Eucalyptus caesia

March 2010

Eucalyptus trees, members of the Myrtle Family (Myrtaceae), are a familiar part of the California landscape, even though none are native here.  One species, the Blue Gum (Eucalyptus globulus), has adapted so well that it is widely considered an invading pest tree.  Not all species of Eucalyptus are large trees, however, and many of the shorter-growing kinds have remained relatively unknown to gardeners in California despite their attractiveness.  One of these modest-sized species is Eucalyptus caesia.

Like most species of Eucalyptus, Eucalyptus caesia comes from Australia, where it grows on granite outcrops in the southwest part of the country.  Its reddish-brown bark has strips which peel back to expose the green trunk beneath. The ends of the branches are thin and flexible, and they often droop downward.  The branch tips and the bases of the flowers are whitened by a powdery coating.
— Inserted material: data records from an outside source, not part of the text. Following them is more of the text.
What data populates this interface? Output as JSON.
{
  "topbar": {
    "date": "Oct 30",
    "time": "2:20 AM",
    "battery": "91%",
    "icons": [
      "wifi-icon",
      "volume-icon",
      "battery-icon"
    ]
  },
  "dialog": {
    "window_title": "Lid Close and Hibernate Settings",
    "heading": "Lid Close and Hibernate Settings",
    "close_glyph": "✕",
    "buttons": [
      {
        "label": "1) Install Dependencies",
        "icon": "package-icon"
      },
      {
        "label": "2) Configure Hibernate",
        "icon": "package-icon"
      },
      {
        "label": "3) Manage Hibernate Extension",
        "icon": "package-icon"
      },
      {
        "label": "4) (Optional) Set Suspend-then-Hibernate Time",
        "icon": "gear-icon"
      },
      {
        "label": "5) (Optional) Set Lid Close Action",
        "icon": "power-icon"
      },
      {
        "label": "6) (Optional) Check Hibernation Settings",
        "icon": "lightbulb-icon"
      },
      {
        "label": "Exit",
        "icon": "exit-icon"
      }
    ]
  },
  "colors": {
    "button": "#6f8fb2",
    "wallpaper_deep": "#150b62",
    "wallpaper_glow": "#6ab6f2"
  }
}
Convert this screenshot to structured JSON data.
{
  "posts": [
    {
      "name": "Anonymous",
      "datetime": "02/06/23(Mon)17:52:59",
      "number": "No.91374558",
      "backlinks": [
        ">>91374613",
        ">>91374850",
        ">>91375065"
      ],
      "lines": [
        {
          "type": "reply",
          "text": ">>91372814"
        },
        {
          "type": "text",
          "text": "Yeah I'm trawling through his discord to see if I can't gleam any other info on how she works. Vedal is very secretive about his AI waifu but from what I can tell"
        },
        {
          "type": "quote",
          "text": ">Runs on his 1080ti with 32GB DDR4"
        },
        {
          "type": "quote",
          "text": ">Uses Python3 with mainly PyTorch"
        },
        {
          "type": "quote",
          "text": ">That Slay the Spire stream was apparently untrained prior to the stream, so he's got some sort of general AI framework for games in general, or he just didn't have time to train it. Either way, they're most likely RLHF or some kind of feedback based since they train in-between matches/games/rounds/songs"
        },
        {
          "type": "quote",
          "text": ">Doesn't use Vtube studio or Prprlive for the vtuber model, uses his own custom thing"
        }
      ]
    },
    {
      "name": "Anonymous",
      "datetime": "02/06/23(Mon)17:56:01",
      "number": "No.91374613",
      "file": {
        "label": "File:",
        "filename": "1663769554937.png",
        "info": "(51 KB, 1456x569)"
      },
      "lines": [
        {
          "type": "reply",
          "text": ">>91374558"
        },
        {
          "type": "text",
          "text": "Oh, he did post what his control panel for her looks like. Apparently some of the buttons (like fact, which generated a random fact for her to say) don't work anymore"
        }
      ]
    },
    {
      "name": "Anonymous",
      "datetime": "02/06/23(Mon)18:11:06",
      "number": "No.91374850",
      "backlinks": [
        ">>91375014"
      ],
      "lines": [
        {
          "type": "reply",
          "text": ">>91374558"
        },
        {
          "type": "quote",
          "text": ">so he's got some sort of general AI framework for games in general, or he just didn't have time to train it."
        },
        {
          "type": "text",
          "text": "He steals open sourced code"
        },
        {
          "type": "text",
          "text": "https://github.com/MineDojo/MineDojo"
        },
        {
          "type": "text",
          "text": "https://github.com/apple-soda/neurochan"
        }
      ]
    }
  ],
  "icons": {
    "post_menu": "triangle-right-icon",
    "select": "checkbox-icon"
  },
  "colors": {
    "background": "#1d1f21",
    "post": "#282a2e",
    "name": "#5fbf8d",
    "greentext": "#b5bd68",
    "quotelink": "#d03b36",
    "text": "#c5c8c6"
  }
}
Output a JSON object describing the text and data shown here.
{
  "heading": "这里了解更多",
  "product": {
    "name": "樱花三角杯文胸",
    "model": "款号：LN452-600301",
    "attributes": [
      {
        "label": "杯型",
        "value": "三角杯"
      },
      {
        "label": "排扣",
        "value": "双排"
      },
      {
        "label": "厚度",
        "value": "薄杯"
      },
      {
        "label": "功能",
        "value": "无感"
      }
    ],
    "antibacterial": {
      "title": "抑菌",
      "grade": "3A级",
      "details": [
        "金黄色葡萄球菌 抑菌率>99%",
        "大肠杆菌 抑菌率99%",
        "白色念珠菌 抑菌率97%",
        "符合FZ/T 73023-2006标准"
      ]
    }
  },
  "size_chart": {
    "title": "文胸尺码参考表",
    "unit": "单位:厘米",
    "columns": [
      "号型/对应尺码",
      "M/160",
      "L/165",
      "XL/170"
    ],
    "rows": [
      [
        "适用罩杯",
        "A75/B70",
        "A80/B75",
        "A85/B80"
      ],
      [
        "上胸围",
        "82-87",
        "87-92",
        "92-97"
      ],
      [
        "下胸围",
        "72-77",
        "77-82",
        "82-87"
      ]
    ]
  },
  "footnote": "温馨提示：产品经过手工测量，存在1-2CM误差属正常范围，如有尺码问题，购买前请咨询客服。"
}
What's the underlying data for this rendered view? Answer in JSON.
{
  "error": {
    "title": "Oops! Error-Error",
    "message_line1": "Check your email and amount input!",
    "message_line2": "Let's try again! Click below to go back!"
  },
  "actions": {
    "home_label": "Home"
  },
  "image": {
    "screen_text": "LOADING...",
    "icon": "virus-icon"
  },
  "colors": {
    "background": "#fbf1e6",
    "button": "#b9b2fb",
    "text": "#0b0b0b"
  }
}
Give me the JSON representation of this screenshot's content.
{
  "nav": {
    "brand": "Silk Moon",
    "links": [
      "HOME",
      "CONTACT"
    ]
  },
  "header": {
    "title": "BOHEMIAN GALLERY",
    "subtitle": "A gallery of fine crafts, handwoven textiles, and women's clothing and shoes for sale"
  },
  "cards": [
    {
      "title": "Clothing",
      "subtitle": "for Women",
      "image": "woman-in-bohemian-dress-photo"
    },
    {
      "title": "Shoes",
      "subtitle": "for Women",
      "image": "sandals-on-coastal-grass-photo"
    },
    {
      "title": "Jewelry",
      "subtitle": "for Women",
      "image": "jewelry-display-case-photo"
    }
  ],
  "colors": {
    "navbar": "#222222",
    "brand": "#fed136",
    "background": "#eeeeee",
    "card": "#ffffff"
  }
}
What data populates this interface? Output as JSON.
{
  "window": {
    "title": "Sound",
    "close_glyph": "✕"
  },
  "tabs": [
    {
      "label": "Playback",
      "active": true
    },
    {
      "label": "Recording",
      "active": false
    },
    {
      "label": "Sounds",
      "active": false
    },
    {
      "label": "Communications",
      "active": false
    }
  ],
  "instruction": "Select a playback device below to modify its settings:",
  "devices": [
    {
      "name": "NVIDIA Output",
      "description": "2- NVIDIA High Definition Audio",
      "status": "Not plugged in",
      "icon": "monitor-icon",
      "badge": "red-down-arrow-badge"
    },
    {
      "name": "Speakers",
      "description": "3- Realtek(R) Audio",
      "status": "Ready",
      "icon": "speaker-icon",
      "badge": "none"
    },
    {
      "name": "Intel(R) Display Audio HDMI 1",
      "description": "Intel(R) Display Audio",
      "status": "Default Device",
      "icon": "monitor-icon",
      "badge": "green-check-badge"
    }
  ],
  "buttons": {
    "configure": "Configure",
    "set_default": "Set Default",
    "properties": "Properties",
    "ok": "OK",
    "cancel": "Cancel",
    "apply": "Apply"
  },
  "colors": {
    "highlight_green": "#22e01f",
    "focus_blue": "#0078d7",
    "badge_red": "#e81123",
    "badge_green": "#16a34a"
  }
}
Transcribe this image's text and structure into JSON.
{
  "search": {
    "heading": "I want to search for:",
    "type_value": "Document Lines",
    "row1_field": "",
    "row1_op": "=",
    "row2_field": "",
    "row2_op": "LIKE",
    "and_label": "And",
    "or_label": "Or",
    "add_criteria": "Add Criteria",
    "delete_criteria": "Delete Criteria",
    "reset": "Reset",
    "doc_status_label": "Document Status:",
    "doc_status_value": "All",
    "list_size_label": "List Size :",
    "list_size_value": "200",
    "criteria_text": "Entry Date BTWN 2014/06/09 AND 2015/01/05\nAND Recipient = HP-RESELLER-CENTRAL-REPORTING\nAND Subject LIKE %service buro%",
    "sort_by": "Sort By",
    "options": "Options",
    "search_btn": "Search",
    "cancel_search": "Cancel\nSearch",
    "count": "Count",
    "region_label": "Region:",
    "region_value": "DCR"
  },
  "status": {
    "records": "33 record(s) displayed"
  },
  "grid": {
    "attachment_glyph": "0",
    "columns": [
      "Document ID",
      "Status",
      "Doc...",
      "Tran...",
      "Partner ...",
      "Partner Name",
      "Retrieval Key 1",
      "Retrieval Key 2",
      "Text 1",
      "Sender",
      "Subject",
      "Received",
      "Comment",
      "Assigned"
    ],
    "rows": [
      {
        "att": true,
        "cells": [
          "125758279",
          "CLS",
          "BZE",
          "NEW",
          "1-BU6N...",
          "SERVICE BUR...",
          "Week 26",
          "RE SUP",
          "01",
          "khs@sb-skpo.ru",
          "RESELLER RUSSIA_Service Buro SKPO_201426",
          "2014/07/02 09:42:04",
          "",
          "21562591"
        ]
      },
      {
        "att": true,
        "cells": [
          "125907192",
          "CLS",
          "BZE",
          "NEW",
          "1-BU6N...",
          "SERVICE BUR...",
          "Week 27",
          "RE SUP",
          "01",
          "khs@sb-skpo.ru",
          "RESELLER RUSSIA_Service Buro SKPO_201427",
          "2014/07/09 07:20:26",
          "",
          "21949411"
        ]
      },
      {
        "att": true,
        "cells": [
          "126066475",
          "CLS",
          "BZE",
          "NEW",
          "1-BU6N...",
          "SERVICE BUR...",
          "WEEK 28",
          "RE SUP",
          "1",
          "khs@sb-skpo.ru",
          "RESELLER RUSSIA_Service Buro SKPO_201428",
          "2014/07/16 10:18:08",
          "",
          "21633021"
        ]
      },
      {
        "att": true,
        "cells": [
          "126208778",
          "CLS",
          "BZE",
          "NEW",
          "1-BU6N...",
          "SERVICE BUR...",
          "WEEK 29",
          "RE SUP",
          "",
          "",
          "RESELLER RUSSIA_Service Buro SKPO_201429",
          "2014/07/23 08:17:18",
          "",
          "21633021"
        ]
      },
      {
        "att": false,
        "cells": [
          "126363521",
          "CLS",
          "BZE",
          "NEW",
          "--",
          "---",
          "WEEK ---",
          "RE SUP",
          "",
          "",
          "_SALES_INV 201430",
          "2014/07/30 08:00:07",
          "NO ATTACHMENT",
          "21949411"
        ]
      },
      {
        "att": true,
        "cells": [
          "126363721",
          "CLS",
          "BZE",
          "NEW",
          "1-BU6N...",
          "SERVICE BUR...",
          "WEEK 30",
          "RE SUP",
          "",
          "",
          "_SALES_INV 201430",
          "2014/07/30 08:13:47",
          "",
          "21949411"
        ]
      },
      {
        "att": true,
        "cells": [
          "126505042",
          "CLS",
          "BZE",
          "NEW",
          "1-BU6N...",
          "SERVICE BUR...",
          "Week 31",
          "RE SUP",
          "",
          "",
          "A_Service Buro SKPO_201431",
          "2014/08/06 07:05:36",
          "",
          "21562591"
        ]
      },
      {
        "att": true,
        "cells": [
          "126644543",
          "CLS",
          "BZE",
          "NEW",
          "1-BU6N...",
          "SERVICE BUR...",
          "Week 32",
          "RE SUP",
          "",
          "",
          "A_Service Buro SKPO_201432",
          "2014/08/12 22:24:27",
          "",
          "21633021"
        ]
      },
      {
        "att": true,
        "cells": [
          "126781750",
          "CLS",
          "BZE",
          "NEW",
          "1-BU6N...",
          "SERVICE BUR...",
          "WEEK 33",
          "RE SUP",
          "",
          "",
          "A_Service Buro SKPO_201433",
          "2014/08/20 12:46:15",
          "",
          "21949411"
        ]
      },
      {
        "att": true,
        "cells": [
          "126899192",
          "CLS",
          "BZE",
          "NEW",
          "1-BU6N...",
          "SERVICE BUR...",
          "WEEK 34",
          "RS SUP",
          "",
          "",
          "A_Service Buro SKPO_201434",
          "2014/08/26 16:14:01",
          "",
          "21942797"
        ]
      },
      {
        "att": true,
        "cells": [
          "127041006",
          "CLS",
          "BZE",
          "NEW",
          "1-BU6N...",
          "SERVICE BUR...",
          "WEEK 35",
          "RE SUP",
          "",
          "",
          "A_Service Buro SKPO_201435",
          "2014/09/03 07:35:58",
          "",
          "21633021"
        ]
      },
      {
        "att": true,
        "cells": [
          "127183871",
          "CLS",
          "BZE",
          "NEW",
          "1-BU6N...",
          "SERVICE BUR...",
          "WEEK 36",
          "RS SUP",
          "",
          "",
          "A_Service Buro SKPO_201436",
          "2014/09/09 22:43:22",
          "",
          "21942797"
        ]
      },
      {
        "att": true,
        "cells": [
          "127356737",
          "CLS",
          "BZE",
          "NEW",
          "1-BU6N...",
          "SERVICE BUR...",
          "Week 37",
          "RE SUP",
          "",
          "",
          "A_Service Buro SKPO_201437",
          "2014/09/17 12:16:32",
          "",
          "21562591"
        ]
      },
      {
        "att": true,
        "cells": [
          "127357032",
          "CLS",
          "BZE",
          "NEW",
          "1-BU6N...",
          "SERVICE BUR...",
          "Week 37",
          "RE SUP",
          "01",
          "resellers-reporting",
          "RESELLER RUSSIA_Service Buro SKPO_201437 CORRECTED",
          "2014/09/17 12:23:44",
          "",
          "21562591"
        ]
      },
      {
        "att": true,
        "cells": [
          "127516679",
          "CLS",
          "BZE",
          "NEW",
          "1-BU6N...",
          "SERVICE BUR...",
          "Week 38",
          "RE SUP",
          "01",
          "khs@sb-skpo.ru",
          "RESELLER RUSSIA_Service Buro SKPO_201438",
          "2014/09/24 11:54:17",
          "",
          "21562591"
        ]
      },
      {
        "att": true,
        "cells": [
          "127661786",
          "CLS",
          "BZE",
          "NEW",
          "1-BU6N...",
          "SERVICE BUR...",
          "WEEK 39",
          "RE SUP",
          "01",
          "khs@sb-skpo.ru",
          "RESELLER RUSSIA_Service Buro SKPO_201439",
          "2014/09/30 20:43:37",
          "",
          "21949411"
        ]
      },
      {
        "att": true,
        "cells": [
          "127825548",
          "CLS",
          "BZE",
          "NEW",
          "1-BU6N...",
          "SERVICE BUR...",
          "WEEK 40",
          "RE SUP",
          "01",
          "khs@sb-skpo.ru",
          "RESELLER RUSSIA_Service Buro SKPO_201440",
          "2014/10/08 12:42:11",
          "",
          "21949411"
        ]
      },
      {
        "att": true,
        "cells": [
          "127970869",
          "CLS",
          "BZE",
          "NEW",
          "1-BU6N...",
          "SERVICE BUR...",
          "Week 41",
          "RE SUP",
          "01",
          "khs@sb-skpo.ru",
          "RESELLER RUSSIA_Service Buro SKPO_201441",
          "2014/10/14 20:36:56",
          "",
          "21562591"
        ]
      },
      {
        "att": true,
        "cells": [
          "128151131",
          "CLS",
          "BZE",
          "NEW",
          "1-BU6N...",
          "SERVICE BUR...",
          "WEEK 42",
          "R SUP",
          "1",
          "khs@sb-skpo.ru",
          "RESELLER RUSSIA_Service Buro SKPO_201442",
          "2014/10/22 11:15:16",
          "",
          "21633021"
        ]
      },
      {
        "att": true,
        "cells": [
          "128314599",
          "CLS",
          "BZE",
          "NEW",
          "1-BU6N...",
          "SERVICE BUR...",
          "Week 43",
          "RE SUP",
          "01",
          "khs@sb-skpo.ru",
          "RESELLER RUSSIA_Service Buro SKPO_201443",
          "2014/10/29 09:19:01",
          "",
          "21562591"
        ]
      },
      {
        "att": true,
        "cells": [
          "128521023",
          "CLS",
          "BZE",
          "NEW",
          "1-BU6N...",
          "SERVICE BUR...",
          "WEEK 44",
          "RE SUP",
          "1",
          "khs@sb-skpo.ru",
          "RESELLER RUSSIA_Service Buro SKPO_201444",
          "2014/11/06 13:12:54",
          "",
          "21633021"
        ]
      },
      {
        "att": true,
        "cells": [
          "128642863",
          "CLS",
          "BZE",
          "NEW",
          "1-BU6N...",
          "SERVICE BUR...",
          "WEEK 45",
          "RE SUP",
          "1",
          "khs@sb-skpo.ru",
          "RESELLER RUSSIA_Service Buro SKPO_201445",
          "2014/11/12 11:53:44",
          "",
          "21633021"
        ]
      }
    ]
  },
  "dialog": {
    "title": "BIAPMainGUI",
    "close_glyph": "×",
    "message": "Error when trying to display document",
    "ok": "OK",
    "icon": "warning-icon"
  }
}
When in bud, the flowers are topped by a pointed whitish cap, and this is shed to reveal the cluster of showy pink or pinkish-red stamens.  The flowering period is in late winter to early spring.

As a native of the winter-rainfall region of Australia’s west and south, Eucalyptus caesia is well adapted to Mediterranean climates such as California’s.  It is quite drought-tolerant, making do with as little as 12 inches of annual rainfall, and it can endure freezes down to the low twenties Fahrenheit (-5° C).